Tory leadership hopeful Liz Truss has said she will ‘need to sort out’ the issues with doctor pensions if she becomes the next Prime Minister.
In a leadership debate held last night by Sky News, Ms Truss reassured the audience she would tackle the problems with pensions to stop doctors going into early retirement.
Responding to a question from a hospital consultant about how Ms Truss would solve the understaffing in the NHS, she said: ‘There are also a number of other issues we need to look at, like doctors’ pensions.
‘I’ve met a lot of doctors who’ve gone into retirement because of the specific issues around their pensions – I need to sort that out.’
The pensions taxation rules, in particular around annual and lifetime allowances, push GPs to reduce their hours or retire early to avoid large tax bills.
The lifetime allowance is the maximum amount you can put into a pension pot without triggering an extra tax charge. If a pension pot exceeds the allowance, it is then taxed heavily when you retire.
Ms Truss also said she would encourage GPs who came out of retirement to help during the pandemic to stay as she said we need ‘all hands on deck’.
She said: ‘There are many doctors who very kindly came out of retirement to help during Covid, help with the vaccination programme, help with the real issues we face in our hospitals and what I’d like to do is see what we can do to encourage those people to come back into the profession and really help, because we do face serious issues.’
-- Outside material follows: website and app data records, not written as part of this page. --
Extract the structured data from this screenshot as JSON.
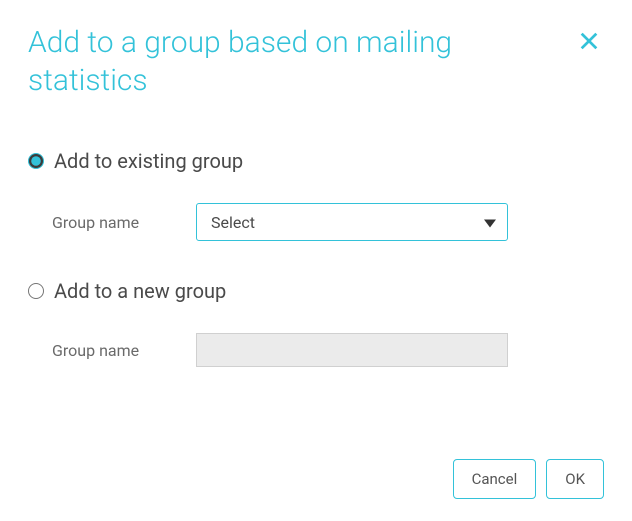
{
  "dialog": {
    "title": "Add to a group based on mailing statistics"
  },
  "options": {
    "existing": {
      "label": "Add to existing group",
      "field_label": "Group name",
      "select_value": "Select",
      "checked": true
    },
    "new": {
      "label": "Add to a new group",
      "field_label": "Group name",
      "input_value": "",
      "checked": false
    }
  },
  "footer": {
    "cancel_label": "Cancel",
    "ok_label": "OK"
  }
}
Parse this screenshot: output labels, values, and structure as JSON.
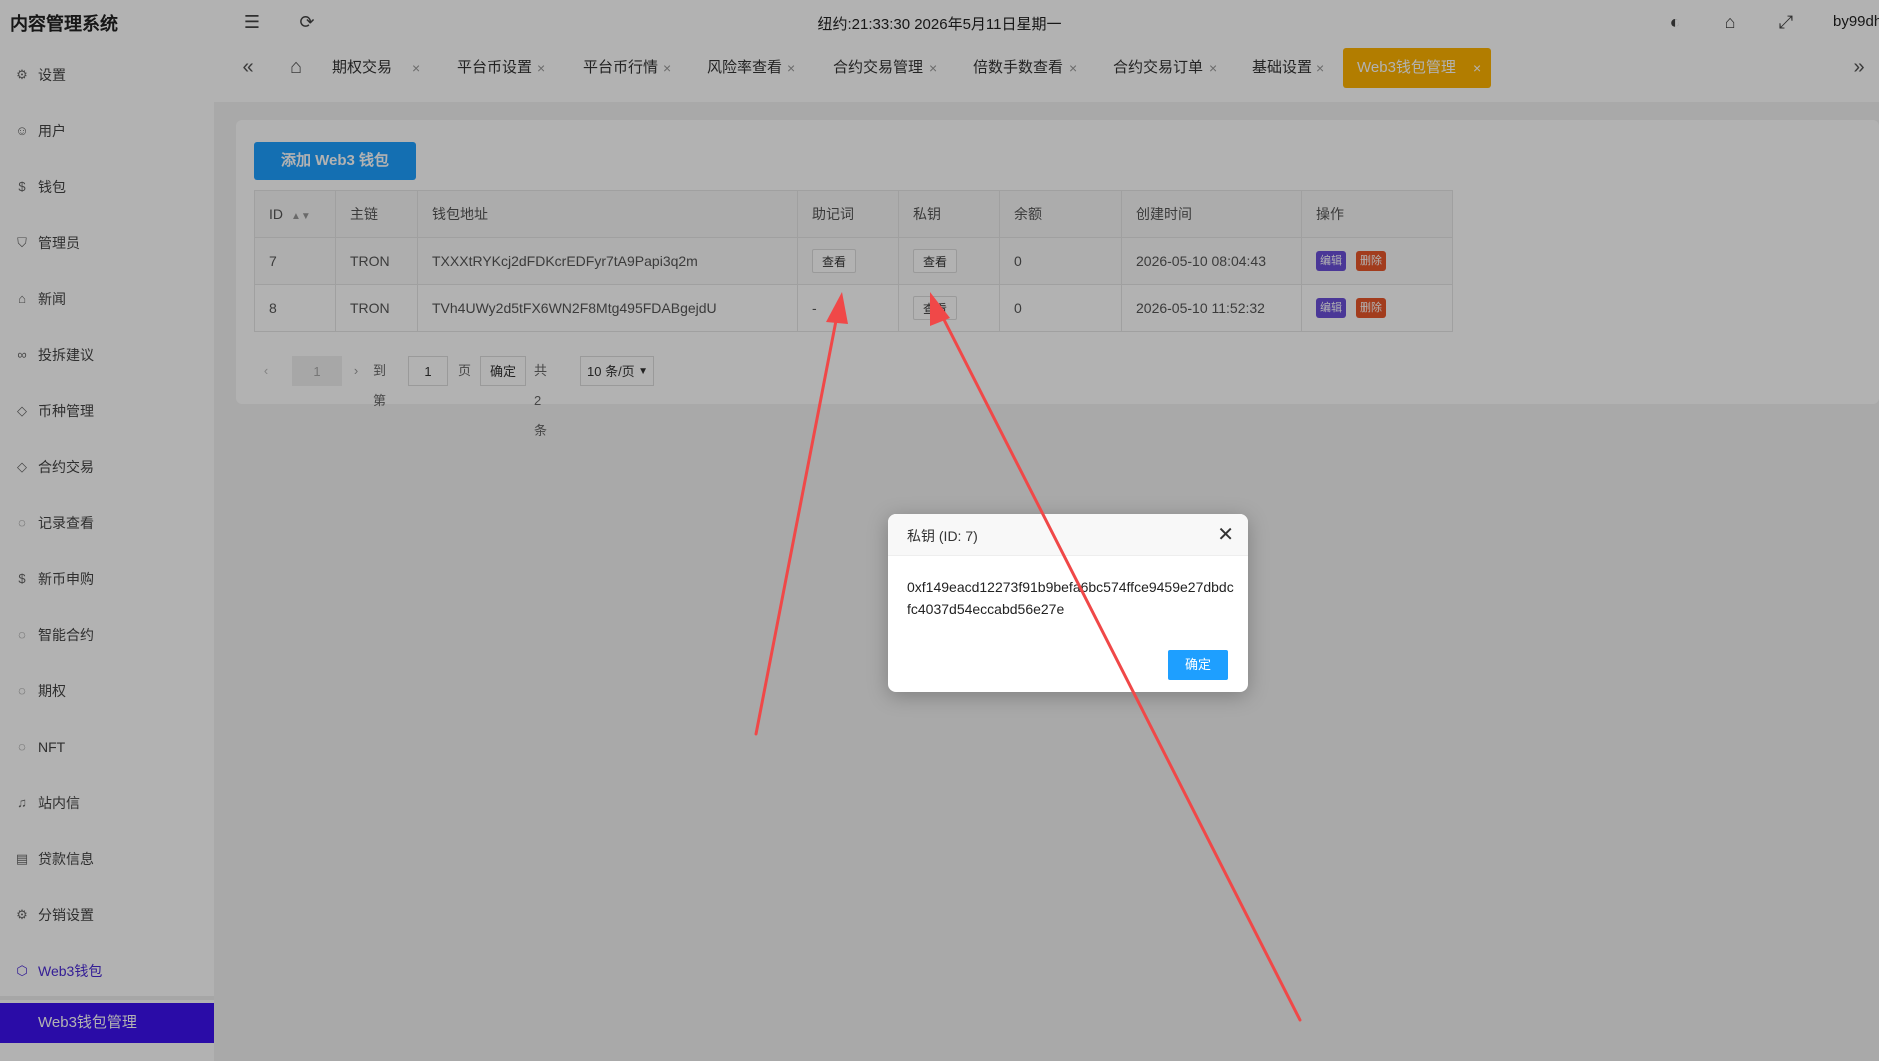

The potential next Prime Minister expressed a desire to have ‘more decisions made by people on the frontline’.
She said: ‘I really believe that it’s by trusting people on the front line, trusting the professionals more and making the organisation a really great place to work, that we will actually solve these problems together.’
Ms Truss told Sky News presenter Kay Burley: ‘I’d also support our doctors and nurses more by removing some of the central diktats and also having fewer layers of management.
‘What we need is more empowerment, more of the decisions to be made by people on the frontline.’
She added: ‘What I have heard is that there’s been a loss of targets set centrally by the Department of Health and NHS England, and I want things to be decided more locally. So there’s less distance between the people making the decisions and the people actually on the frontline helping the patients.’
Responding to the hospital consultant who asked about the recruitment crisis, Ms Truss said: ‘We also need to listen to people like you who are actually involved in the health service and listen to your advice, because what I’ve heard is lots of areas where we could use our facilities better.
‘I think we can empower people to do things differently and really treat this as a major national programme to deal with the aftermath of Covid.’
She added: ‘We were very successful at dealing with Covid, getting the vaccine, rolling out the vaccine but now we have a major issue with the National Health Service and we need all of the best brains working on it.’
Last month, the House of Commons Health and Social Care Committee said it is a ‘national scandal’ that GPs are having to work less or leave their jobs altogether due to NHS pension rules.
And yesterday, chair of the committee and former health secretary Jeremy Hunt set out a six-point list of emergency actions to avoid a looming winter crisis, including an ‘immediate exemption’ for doctors from public sector pension rules.